State only how many lines below include the word "phone".
-----
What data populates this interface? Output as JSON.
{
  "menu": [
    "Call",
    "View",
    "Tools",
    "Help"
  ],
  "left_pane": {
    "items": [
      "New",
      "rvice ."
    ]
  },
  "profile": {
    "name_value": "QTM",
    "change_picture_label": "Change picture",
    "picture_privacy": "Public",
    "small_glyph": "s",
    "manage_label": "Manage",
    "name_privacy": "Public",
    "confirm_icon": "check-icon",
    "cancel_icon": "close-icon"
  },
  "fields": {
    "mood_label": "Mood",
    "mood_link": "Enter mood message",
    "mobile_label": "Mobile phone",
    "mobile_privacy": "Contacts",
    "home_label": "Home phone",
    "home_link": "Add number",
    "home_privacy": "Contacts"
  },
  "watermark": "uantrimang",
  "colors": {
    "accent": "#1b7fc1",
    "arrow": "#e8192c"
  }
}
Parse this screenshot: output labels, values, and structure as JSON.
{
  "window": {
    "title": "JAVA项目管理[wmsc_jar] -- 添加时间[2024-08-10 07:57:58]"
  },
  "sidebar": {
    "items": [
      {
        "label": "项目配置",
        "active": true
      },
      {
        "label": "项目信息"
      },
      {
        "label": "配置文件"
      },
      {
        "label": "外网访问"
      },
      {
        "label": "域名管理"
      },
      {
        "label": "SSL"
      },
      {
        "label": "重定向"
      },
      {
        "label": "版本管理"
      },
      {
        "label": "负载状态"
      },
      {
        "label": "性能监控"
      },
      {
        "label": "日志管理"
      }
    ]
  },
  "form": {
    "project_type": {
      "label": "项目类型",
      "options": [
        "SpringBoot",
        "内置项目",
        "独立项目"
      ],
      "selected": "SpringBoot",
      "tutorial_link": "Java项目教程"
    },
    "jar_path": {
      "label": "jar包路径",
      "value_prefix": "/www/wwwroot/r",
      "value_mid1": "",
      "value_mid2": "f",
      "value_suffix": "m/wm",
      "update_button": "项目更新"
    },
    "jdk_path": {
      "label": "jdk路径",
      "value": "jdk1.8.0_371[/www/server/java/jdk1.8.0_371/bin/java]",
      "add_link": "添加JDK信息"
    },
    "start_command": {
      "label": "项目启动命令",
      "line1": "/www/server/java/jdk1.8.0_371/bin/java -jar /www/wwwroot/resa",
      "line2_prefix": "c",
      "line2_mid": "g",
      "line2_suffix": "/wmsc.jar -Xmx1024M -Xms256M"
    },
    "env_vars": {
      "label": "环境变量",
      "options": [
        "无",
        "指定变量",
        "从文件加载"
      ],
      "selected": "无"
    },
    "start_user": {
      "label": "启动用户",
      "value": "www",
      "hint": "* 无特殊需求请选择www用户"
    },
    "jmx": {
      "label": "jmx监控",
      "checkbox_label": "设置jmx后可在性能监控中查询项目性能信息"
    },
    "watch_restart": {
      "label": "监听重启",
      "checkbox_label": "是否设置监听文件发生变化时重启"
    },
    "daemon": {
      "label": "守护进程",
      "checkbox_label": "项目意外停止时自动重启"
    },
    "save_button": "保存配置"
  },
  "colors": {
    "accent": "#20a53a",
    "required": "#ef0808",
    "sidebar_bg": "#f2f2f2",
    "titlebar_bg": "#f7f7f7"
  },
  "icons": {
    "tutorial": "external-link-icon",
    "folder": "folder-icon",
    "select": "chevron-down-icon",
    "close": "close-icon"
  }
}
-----
> **ANSWER TO THIS EXERCISE**: 2